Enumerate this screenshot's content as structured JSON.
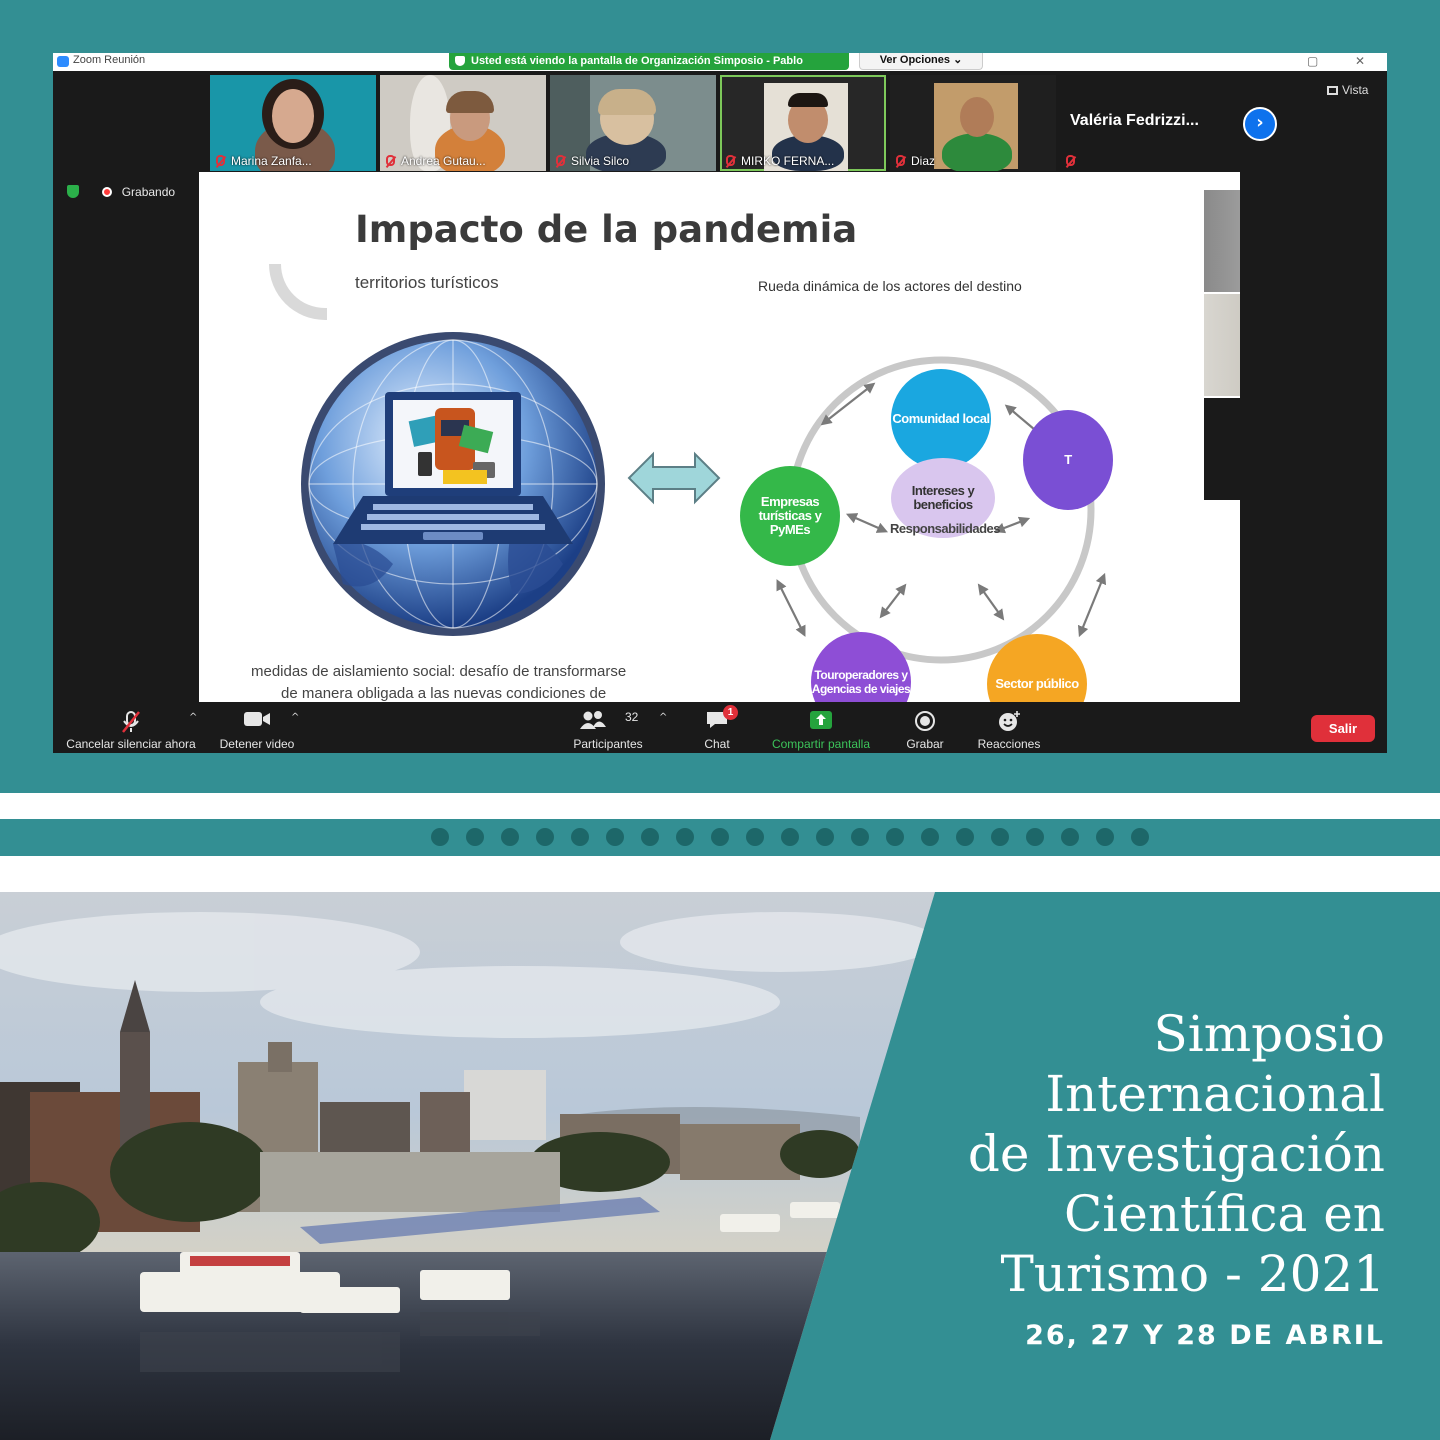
{
  "window": {
    "app_title": "Zoom Reunión",
    "share_banner": "Usted está viendo la pantalla de Organización Simposio - Pablo",
    "view_options": "Ver Opciones ⌄",
    "minimize": "▢",
    "close": "✕"
  },
  "participants_strip": [
    {
      "name": "Marina Zanfa..."
    },
    {
      "name": "Andrea Gutau..."
    },
    {
      "name": "Silvia Silco"
    },
    {
      "name": "MIRKO FERNA..."
    },
    {
      "name": "Diaz"
    },
    {
      "name": "Valéria  Fedrizzi..."
    }
  ],
  "view_button": "Vista",
  "next_arrow": "›",
  "recording_label": "Grabando",
  "slide": {
    "title": "Impacto de la pandemia",
    "subtitle": "territorios turísticos",
    "wheel_title": "Rueda dinámica de los actores del destino",
    "caption_line1": "medidas de aislamiento social: desafío de transformarse",
    "caption_line2": "de manera obligada a las nuevas condiciones de",
    "nodes": {
      "comunidad": "Comunidad local",
      "empresas": "Empresas turísticas y PyMEs",
      "center": "Intereses y beneficios",
      "center_sub": "Responsabilidades",
      "touroperadores": "Touroperadores y Agencias de viajes",
      "sector": "Sector público",
      "partial": "T"
    },
    "colors": {
      "comunidad": "#1aa7e0",
      "empresas": "#34b849",
      "center": "#d9c6ee",
      "touroperadores": "#8e4ed6",
      "sector": "#f5a623",
      "partial": "#7a4fd4"
    }
  },
  "toolbar": {
    "mute": "Cancelar silenciar ahora",
    "video": "Detener video",
    "participants_count": "32",
    "participants": "Participantes",
    "chat": "Chat",
    "chat_badge": "1",
    "share": "Compartir pantalla",
    "record": "Grabar",
    "reactions": "Reacciones",
    "leave": "Salir"
  },
  "event": {
    "title_lines": [
      "Simposio",
      "Internacional ",
      "de Investigación",
      "Científica en",
      "Turismo - 2021"
    ],
    "date": "26, 27 Y 28 DE ABRIL"
  },
  "colors": {
    "teal": "#338f93",
    "dot": "#1d6769",
    "zoom_bg": "#1a1a1a",
    "share_green": "#25a33d",
    "leave_red": "#e0303a"
  }
}
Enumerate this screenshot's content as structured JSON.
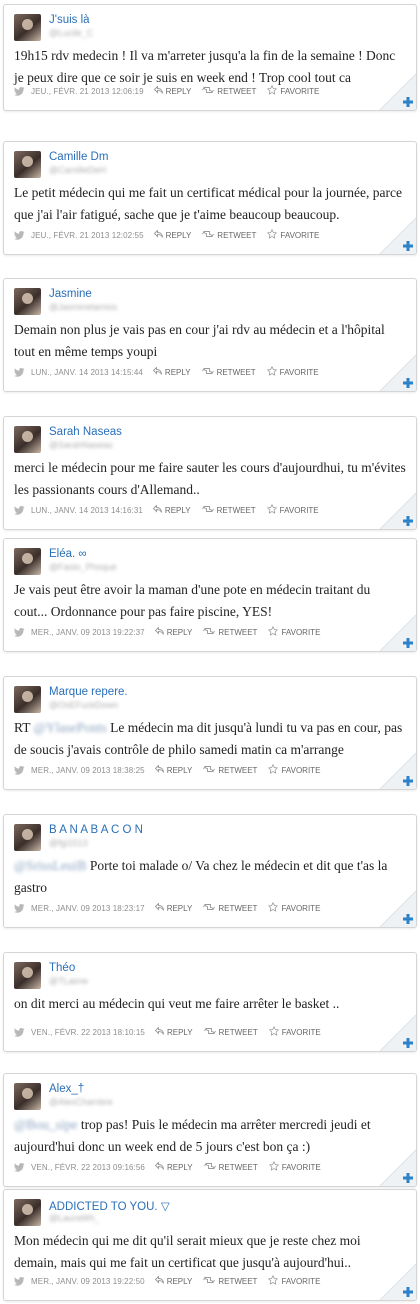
{
  "actions": {
    "reply": "REPLY",
    "retweet": "RETWEET",
    "favorite": "FAVORITE"
  },
  "tweets": [
    {
      "name": "J'suis là",
      "handle": "@Lucile_C",
      "text": "19h15 rdv medecin ! Il va m'arreter jusqu'a la fin de la semaine ! Donc je peux dire que ce soir je suis en week end ! Trop cool tout ca",
      "date": "JEU., FÉVR. 21 2013 12:06:19"
    },
    {
      "name": "Camille Dm",
      "handle": "@CamilleDeH",
      "text": "Le petit médecin qui me fait un certificat médical pour la journée, parce que j'ai l'air fatigué, sache que je t'aime beaucoup beaucoup.",
      "date": "JEU., FÉVR. 21 2013 12:02:55"
    },
    {
      "name": "Jasmine",
      "handle": "@Jasminelamiss",
      "text": "Demain non plus je vais pas en cour j'ai rdv au médecin et a l'hôpital tout en même temps youpi",
      "date": "LUN., JANV. 14 2013 14:15:44"
    },
    {
      "name": "Sarah Naseas",
      "handle": "@SarahNaseas",
      "text": "merci le médecin pour me faire sauter les cours d'aujourdhui, tu m'évites les passionants cours d'Allemand..",
      "date": "LUN., JANV. 14 2013 14:16:31"
    },
    {
      "name": "Eléa. ∞",
      "handle": "@Fasto_Phoque",
      "text": "Je vais peut être avoir la maman d'une pote en médecin traitant du cout... Ordonnance pour pas faire piscine, YES!",
      "date": "MER., JANV. 09 2013 19:22:37"
    },
    {
      "name": "Marque repere.",
      "handle": "@OsEFuckDown",
      "mention": "@YlasePonts",
      "text": "RT ",
      "text_after": "  Le médecin ma dit jusqu'à lundi tu va pas en cour, pas de soucis j'avais contrôle de philo samedi matin ca m'arrange",
      "date": "MER., JANV. 09 2013 18:38:25"
    },
    {
      "name": "B A N A B A C O N",
      "handle": "@fgi1513",
      "mention": "@SrissLeuiB",
      "text": "",
      "text_after": " Porte toi malade o/ Va chez le médecin et dit que t'as la gastro",
      "date": "MER., JANV. 09 2013 18:23:17"
    },
    {
      "name": "Théo",
      "handle": "@TLaime",
      "text": "on dit merci au médecin qui veut me faire arrêter le basket ..",
      "date": "VEN., FÉVR. 22 2013 18:10:15"
    },
    {
      "name": "Alex_†",
      "handle": "@AlexChambre",
      "mention": "@Bou_sipe",
      "text": "",
      "text_after": " trop pas! Puis le médecin ma arrêter mercredi jeudi et aujourd'hui donc un week end de 5 jours c'est bon ça :)",
      "date": "VEN., FÉVR. 22 2013 09:16:56"
    },
    {
      "name": "ADDICTED TO YOU. ▽",
      "handle": "@LauraWh_",
      "text": "Mon médecin qui me dit qu'il serait mieux que je reste chez moi demain, mais qui me fait un certificat que jusqu'à aujourd'hui..",
      "date": "MER., JANV. 09 2013 19:22:50"
    }
  ],
  "icons": {
    "bird": "twitter-bird-icon",
    "reply": "reply-arrow-icon",
    "retweet": "retweet-icon",
    "favorite": "star-icon",
    "corner": "plus-corner-icon"
  },
  "colors": {
    "name": "#2a6fb8",
    "corner": "#2b82c9"
  }
}
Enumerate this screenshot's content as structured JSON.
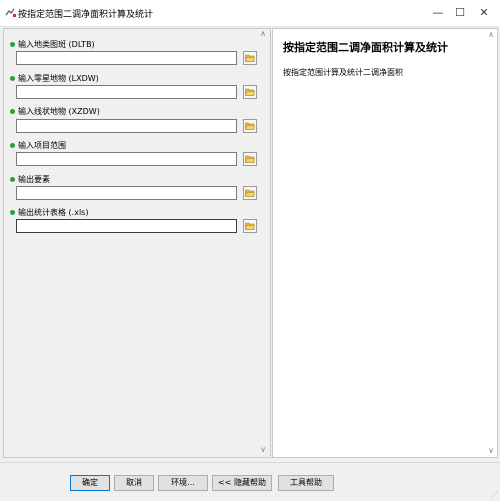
{
  "window": {
    "title": "按指定范围二调净面积计算及统计",
    "minimize_glyph": "—",
    "maximize_glyph": "☐",
    "close_glyph": "✕"
  },
  "params": [
    {
      "label": "输入地类图斑 (DLTB)",
      "value": "",
      "required": true
    },
    {
      "label": "输入零星地物 (LXDW)",
      "value": "",
      "required": true
    },
    {
      "label": "输入线状地物 (XZDW)",
      "value": "",
      "required": true
    },
    {
      "label": "输入项目范围",
      "value": "",
      "required": true
    },
    {
      "label": "输出要素",
      "value": "",
      "required": true
    },
    {
      "label": "输出统计表格 (.xls)",
      "value": "",
      "required": true
    }
  ],
  "help": {
    "title": "按指定范围二调净面积计算及统计",
    "description": "按指定范围计算及统计二调净面积"
  },
  "buttons": {
    "ok": "确定",
    "cancel": "取消",
    "environments": "环境...",
    "hide_help": "<< 隐藏帮助",
    "tool_help": "工具帮助"
  },
  "icons": {
    "app": "toolbox-script-icon",
    "browse": "folder-open-icon"
  },
  "colors": {
    "required_dot": "#2ea02e",
    "folder": "#e8b53a",
    "default_button_border": "#0078d7"
  }
}
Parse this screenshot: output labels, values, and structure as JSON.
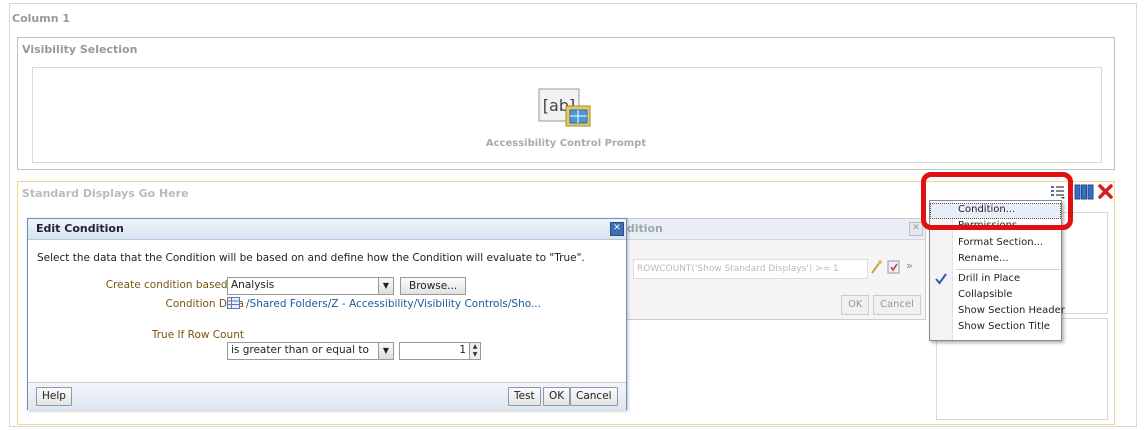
{
  "column": {
    "title": "Column 1"
  },
  "visibility_section": {
    "title": "Visibility Selection",
    "prompt_icon_text": "[ab]",
    "prompt_label": "Accessibility Control Prompt"
  },
  "standard_section": {
    "title": "Standard Displays Go Here"
  },
  "background_dialog": {
    "title": "ndition",
    "expression": "ROWCOUNT('Show Standard Displays') >= 1",
    "ok_label": "OK",
    "cancel_label": "Cancel"
  },
  "edit_condition": {
    "title": "Edit Condition",
    "description": "Select the data that the Condition will be based on and define how the Condition will evaluate to \"True\".",
    "based_on_label": "Create condition based on",
    "based_on_value": "Analysis",
    "browse_label": "Browse...",
    "condition_data_label": "Condition Data",
    "condition_data_path": "/Shared Folders/Z - Accessibility/Visibility Controls/Sho...",
    "true_if_label": "True If Row Count",
    "operator_value": "is greater than or equal to",
    "count_value": "1",
    "help_label": "Help",
    "test_label": "Test",
    "ok_label": "OK",
    "cancel_label": "Cancel"
  },
  "context_menu": {
    "items": [
      {
        "label": "Condition...",
        "highlighted": true
      },
      {
        "label": "Permissions..."
      },
      {
        "label": "Format Section..."
      },
      {
        "label": "Rename..."
      },
      {
        "label": "Drill in Place",
        "checked": true
      },
      {
        "label": "Collapsible"
      },
      {
        "label": "Show Section Header"
      },
      {
        "label": "Show Section Title"
      }
    ]
  },
  "colors": {
    "accent_red": "#e01010",
    "label_brown": "#7a5412",
    "link_blue": "#1a5a9a",
    "dialog_border": "#6f8fb8"
  }
}
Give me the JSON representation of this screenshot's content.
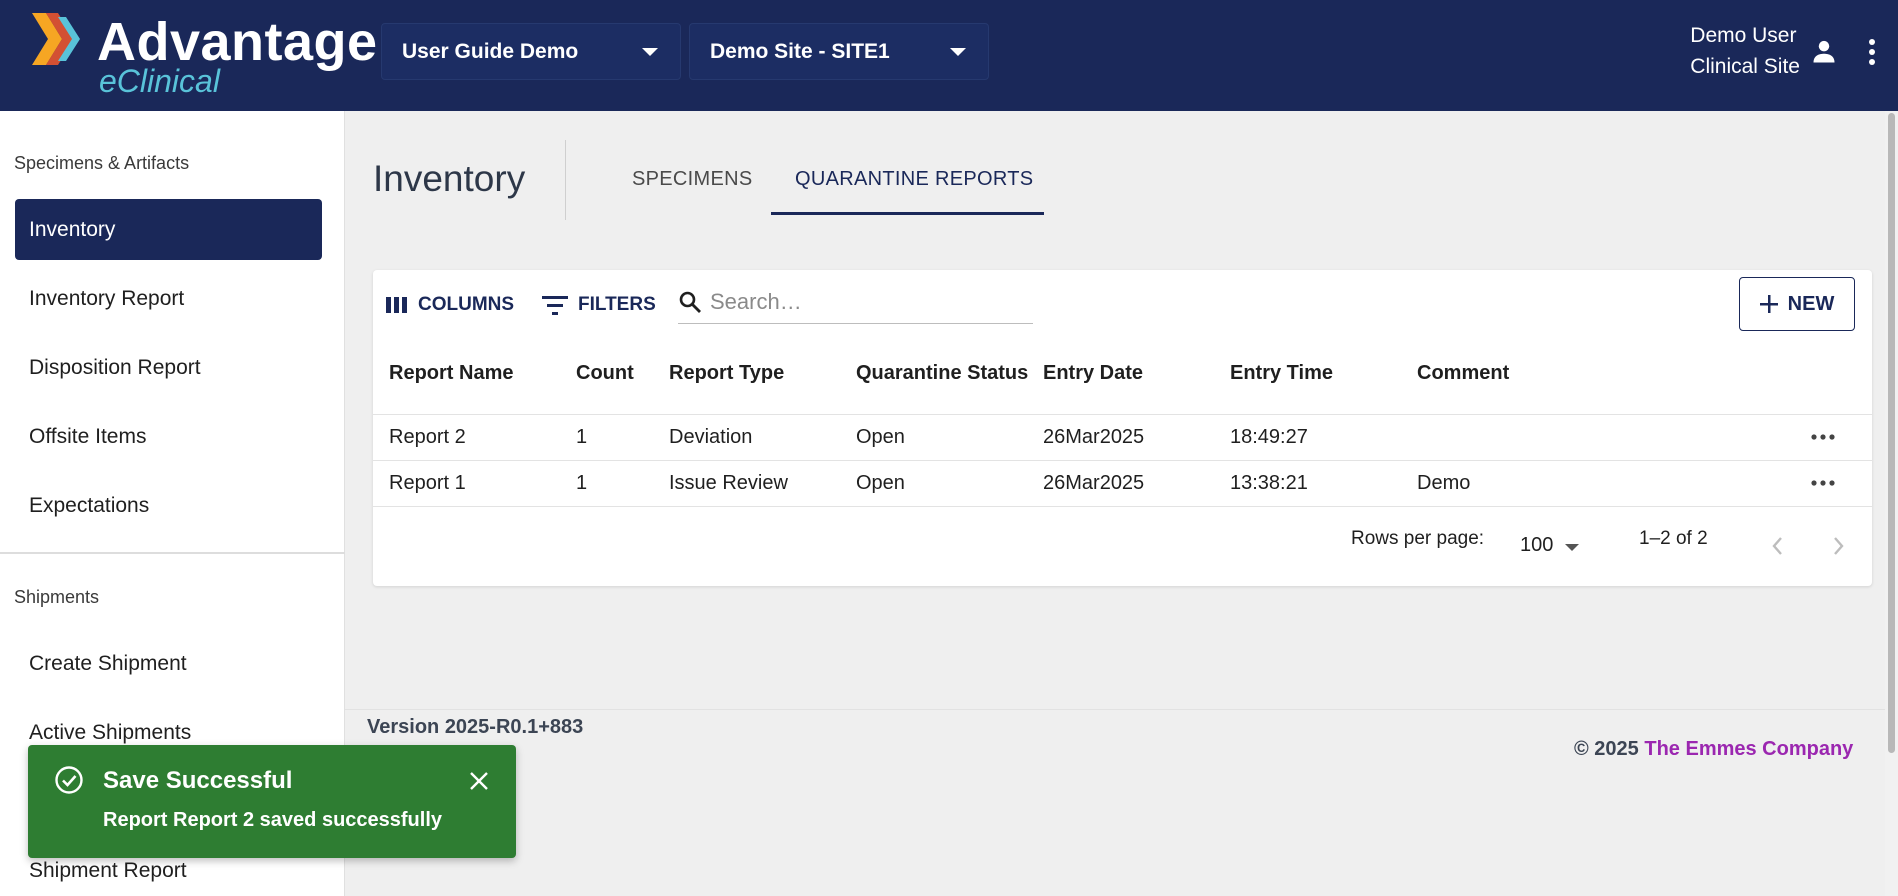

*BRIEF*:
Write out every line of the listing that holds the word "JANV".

*EXPECTED ANSWER*:
      "date": "LUN., JANV. 14 2013 14:15:44"
      "date": "LUN., JANV. 14 2013 14:16:31"
      "date": "MER., JANV. 09 2013 19:22:37"
      "date": "MER., JANV. 09 2013 18:38:25"
      "date": "MER., JANV. 09 2013 18:23:17"
      "date": "MER., JANV. 09 2013 19:22:50"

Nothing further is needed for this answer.